**What is required**. Scan the records below. List lines holding "поставщикам".

**Task inputs**.
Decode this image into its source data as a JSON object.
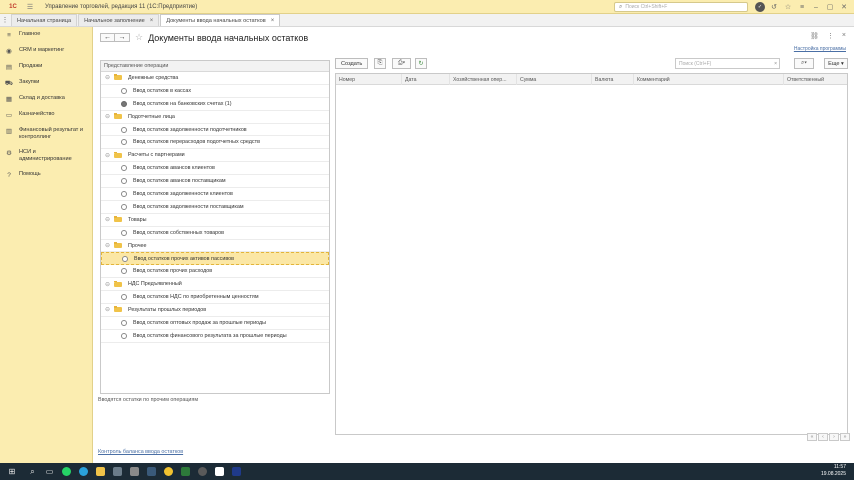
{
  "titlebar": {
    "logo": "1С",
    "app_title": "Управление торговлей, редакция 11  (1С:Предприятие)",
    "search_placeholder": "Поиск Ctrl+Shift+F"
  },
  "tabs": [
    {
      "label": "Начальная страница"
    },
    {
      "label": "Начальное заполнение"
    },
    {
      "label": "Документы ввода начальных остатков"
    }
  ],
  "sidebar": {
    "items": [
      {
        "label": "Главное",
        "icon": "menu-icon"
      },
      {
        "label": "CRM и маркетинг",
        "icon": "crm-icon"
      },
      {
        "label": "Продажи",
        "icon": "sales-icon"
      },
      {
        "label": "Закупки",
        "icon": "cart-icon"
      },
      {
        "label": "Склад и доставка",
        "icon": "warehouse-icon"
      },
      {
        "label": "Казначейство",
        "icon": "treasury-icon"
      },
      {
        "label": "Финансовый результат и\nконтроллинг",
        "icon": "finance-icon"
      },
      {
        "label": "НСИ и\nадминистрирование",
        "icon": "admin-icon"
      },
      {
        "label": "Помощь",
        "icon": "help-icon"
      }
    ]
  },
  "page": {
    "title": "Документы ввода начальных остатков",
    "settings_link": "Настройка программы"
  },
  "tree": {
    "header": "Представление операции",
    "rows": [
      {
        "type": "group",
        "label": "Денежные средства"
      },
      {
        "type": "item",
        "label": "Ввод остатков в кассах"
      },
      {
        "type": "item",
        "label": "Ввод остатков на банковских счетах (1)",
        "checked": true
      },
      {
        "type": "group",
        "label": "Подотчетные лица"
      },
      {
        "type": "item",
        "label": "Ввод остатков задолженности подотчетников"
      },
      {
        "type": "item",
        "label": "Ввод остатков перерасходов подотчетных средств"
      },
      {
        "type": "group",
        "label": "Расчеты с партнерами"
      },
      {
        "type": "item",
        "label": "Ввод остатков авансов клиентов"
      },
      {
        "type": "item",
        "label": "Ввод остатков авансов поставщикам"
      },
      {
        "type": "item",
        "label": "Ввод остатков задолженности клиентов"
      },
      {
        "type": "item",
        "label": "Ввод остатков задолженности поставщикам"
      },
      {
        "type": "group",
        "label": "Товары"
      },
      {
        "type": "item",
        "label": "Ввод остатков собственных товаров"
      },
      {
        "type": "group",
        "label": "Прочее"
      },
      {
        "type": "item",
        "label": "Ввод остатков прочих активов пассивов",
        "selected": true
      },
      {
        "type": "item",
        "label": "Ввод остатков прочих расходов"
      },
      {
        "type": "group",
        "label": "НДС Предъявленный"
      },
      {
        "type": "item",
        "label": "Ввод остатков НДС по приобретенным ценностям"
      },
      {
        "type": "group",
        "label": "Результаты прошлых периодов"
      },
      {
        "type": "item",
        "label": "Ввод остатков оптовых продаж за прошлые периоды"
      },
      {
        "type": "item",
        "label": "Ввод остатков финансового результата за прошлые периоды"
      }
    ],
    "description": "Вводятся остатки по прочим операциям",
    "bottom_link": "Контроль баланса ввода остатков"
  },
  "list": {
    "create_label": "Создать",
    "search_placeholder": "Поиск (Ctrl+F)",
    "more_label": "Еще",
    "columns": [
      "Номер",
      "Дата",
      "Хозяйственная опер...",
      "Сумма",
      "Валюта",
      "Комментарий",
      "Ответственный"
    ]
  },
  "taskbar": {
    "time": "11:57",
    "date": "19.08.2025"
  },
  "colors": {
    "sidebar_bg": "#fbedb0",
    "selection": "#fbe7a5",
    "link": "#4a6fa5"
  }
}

**Task result**.
        "label": "Ввод остатков авансов поставщикам"
        "label": "Ввод остатков задолженности поставщикам"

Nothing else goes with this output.